━━━ EXERCISE DATA

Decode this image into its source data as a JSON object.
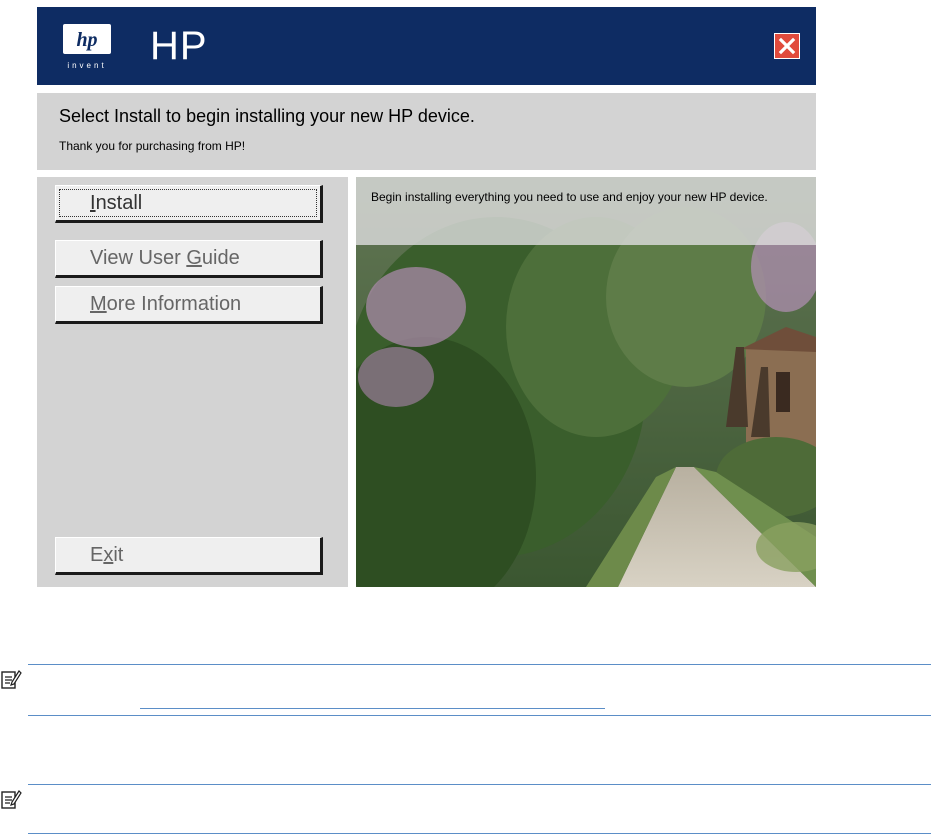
{
  "window": {
    "title": "HP",
    "logo_label": "invent",
    "close_icon": "close-icon"
  },
  "banner": {
    "heading": "Select Install to begin installing your new HP device.",
    "subheading": "Thank you for purchasing from HP!"
  },
  "menu": {
    "install_pre": "",
    "install_u": "I",
    "install_post": "nstall",
    "guide_pre": "View User ",
    "guide_u": "G",
    "guide_post": "uide",
    "more_pre": "",
    "more_u": "M",
    "more_post": "ore Information",
    "exit_pre": "E",
    "exit_u": "x",
    "exit_post": "it"
  },
  "description": "Begin installing everything you need to use and enjoy your new HP device.",
  "notes": [
    {
      "icon": "note-icon"
    },
    {
      "icon": "note-icon"
    }
  ]
}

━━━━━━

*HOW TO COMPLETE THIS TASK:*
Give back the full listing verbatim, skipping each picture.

*ANSWER SECTION:*
Decode this image into its source data as a JSON object.
{
  "window": {
    "title": "HP",
    "logo_label": "invent",
    "close_icon": "close-icon"
  },
  "banner": {
    "heading": "Select Install to begin installing your new HP device.",
    "subheading": "Thank you for purchasing from HP!"
  },
  "menu": {
    "install_pre": "",
    "install_u": "I",
    "install_post": "nstall",
    "guide_pre": "View User ",
    "guide_u": "G",
    "guide_post": "uide",
    "more_pre": "",
    "more_u": "M",
    "more_post": "ore Information",
    "exit_pre": "E",
    "exit_u": "x",
    "exit_post": "it"
  },
  "description": "Begin installing everything you need to use and enjoy your new HP device.",
  "notes": [
    {
      "icon": "note-icon"
    },
    {
      "icon": "note-icon"
    }
  ]
}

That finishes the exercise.